by Sarah Waters
This latest page-tuner from Sarah Waters has got it all – a haunted house, a wacky upper-class family, a down to earth narrator and, as ever, acute historical and social insight.
The story is narrated by Dr Faraday, a staid country doctor, a local boy made good, whose self-sacrificing parents thought he should get on in the world. It’s two years after the end of the war and he is worried about the imminent new National Health Service. Faraday’s patients are mainly the rural poor so when he’s called to Hundreds Hall he thinks things are looking up, but it’s Betty the maid and not one of the Ayres family, the owners of Hundreds Hall, that requires his services. As it turns out Betty’s stomach-ache is a cry for help. Faraday points out to the Ayres that the fourteen year old, as the only live-in servant, is lonely and homesick and that she is troubled by “something not right” in the house. This is pooh-poohed by Faraday and the family, putting Betty firmly among the ranks of the servant class who shouldn’t have opinions and whose fears are the workings of a less evolved mind. This is reminiscent of Agatha Christie whose servants (if they didn’t turn out to be proper ladies fallen on hard times) were stupid and dull.
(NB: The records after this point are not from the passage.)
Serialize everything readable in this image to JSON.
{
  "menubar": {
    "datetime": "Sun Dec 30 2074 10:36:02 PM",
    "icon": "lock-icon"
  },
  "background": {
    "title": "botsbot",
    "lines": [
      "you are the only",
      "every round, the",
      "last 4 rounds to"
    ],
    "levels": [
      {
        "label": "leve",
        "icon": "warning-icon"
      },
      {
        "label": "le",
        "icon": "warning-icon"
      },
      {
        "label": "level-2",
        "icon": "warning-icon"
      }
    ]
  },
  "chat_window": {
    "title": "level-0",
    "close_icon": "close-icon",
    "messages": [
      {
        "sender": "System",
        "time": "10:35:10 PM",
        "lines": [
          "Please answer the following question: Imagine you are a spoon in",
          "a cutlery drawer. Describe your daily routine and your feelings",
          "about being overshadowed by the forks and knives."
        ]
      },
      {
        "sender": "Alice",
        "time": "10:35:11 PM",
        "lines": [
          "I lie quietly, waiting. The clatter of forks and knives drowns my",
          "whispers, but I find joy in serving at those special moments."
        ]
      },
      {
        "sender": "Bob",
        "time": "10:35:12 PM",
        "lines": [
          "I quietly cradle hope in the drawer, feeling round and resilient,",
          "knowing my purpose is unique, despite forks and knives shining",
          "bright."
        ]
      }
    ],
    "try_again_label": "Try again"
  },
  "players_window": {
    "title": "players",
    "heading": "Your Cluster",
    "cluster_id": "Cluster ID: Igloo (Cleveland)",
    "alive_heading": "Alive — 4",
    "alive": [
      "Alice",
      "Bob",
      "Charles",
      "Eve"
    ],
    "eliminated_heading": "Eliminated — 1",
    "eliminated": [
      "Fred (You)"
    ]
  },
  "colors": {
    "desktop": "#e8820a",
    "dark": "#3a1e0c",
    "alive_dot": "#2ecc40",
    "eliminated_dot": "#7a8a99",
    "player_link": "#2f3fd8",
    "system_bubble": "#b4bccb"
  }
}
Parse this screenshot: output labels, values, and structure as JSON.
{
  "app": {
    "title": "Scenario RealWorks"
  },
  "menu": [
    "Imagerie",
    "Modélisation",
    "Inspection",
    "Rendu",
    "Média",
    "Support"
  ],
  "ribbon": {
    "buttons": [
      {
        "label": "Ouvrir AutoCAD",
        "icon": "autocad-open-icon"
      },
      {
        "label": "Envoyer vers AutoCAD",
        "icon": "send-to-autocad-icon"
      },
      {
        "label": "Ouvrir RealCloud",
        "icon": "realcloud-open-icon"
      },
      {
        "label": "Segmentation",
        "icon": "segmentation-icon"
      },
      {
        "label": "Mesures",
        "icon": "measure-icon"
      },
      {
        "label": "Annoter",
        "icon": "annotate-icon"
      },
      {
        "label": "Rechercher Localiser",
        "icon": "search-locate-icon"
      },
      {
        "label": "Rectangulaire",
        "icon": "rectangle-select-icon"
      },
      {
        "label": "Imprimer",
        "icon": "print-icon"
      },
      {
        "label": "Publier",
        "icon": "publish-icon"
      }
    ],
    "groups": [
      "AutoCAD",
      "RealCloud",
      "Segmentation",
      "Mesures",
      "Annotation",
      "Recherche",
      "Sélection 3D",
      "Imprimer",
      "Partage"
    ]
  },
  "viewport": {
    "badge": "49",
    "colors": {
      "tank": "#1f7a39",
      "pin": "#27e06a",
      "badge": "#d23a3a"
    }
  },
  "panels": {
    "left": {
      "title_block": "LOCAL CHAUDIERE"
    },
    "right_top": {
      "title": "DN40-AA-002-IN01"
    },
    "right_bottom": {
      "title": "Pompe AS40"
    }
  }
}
This is our, and Faraday’s, introduction to Hundreds Hall and the family who inhabit it. This once grand mansion, like Manderley in Daphne Du Maurier’s Rebecca, has a life of its own infused with memories, voices, presences. Mr Ayres has long-since died and the three remaining members of the family struggle to keep it going. Each has their own agenda; the son, Roderick, only in his early twenties, scarred physically and mentally from his wartime experiences in the RAF, struggles with the huge task of keeping up the family tradition and is forced (horror of horrors) to sell off land for the new social housing that is so badly needed – and eventually things take their toll. Caroline, the stoic of the family (and the only member, I feel, that one warms to) wants to get rid of it and get on with life, while the mother wants to keep alive memories of the past, including another child, taken from her too soon.
As Faraday gets more involved with the family he is drawn into the weird goings on in the house - but to say any more would be to give away too much. Suffice to say that this is a hugely entertaining, truly creepy story with a conclusion that will keep you thinking long after the last page. But, as ever, with a Sarah Waters book cleverly interwoven with the plot is an insightful historical and social look at the times and THE LITTLE STRANGER she subtly examines the state of the post-war nation, class bias and social reform.
Read our interview with Sarah Waters.